If this seems logical today; to apply aesthetic ideas to your surroundings, it apparently didn’t before the 18th century. Nor does it today, alas, on the evidence of a drive through most parts of the country, or almost any town.
Wyken Hall garden is open to visitors on weekdays between March and October. So is the vineyard. Better still, its excellent wines can be bought at the Leaping Hare Cafe, one of Suffolk’s best restaurants, and its too-tempting shop, near the house.
Bluebell Nursery and Arboretum had been on my must-visit list for far too long. Its name comes up so often when I look up anything woody and unusual. I wasn’t very clear where to find Ashby de la Zouch, alluring though it sounds; the answer is between Leicester and Burton on Trent, a part of the country I hardly know at all. Zouch, my screen tells me, derives from souche, a tree-stump. Could there once have been such a whopper there that they put in on the map? Or might it have had a less corporeal significance, as in The Noble Stem of Jesse?
What stands out in a garden on a first visit is above all the plan; it should be clear, and it should make you want to explore. Then it is all a matter of timing – and late September is very much between seasons. Early autumn colour was largely yellow, brightest in Cladrastris kentuckea (or lutea), the so-called Kentucky Coffee tree. Its little fragrant flowers alone hardly make it worth growing, but it can be a glowing golden beacon. Celastrus orbiculatus was almost equally bright, but I’m not sure the tall tree it was strangling would have been very keen. Red was provided mainly by berries. Every time I see the American Ilex verticillata I make another resolution to plant it. A deciduous holly doesn’t sound particularly tempting when we have so many evergreen kinds, but it carries masses of scarlet berries like few other shrubs.

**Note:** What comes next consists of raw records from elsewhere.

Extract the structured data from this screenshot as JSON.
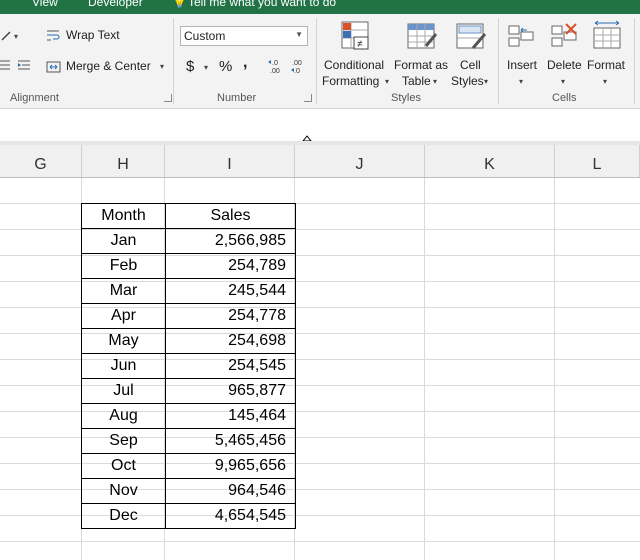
{
  "titlebar": {
    "tab_view": "View",
    "tab_developer": "Developer",
    "tell_me": "Tell me what you want to do"
  },
  "ribbon": {
    "alignment": {
      "wrap_text": "Wrap Text",
      "merge_center": "Merge & Center",
      "group_label": "Alignment"
    },
    "number": {
      "format_value": "Custom",
      "currency": "$",
      "percent": "%",
      "comma": ",",
      "inc_decimal": "←.0\n.00",
      "dec_decimal": ".00\n→.0",
      "group_label": "Number"
    },
    "styles": {
      "conditional_formatting": [
        "Conditional",
        "Formatting"
      ],
      "format_as_table": [
        "Format as",
        "Table"
      ],
      "cell_styles": [
        "Cell",
        "Styles"
      ],
      "group_label": "Styles"
    },
    "cells": {
      "insert": "Insert",
      "delete": "Delete",
      "format": "Format",
      "group_label": "Cells"
    }
  },
  "columns": [
    "G",
    "H",
    "I",
    "J",
    "K",
    "L"
  ],
  "table": {
    "headers": [
      "Month",
      "Sales"
    ],
    "rows": [
      [
        "Jan",
        "2,566,985"
      ],
      [
        "Feb",
        "254,789"
      ],
      [
        "Mar",
        "245,544"
      ],
      [
        "Apr",
        "254,778"
      ],
      [
        "May",
        "254,698"
      ],
      [
        "Jun",
        "254,545"
      ],
      [
        "Jul",
        "965,877"
      ],
      [
        "Aug",
        "145,464"
      ],
      [
        "Sep",
        "5,465,456"
      ],
      [
        "Oct",
        "9,965,656"
      ],
      [
        "Nov",
        "964,546"
      ],
      [
        "Dec",
        "4,654,545"
      ]
    ]
  },
  "colors": {
    "brand_green": "#217346",
    "ribbon_bg": "#f3f3f3"
  }
}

Two generations of Robert Vernons have created first the garden and nursery, then an expanding arboretum. I asked ‘young’ Robert why here. ‘Needs must’, he said. The site they were hoping to buy was sold for housing. Ideal this is not. Open soil and good drainage are , you would think, the first requirements. How encouraging it is to see how many things are thriving on stodgy clay with only shallow trenches for drainage. The secret, of course is in sensitive and specific cultivation; the excellent labelling includes notes on their different mulches and when they are applied. There was a pungent smell of spent hopes from a local brewery in the air.
The garden is mature, personal and intimate, a meandering journey through a deeply interesting collection of trees, shrubs and generous clumps of perennials. The eyecatchers, of course, in September were hydrangeas; even the fading panicles of Hydrangea paniculata are graceful and full of light. Anyone would be tempted. ‘Do your customers know what they are looking for?’ I asked Jason, the manager. ‘A few’, he answered. ‘The trouble is they expect big plants, but we can’t grow fields of rareties. They can be a bit crestfallen when they wait a year and then are given what looks like a stick in a pot’.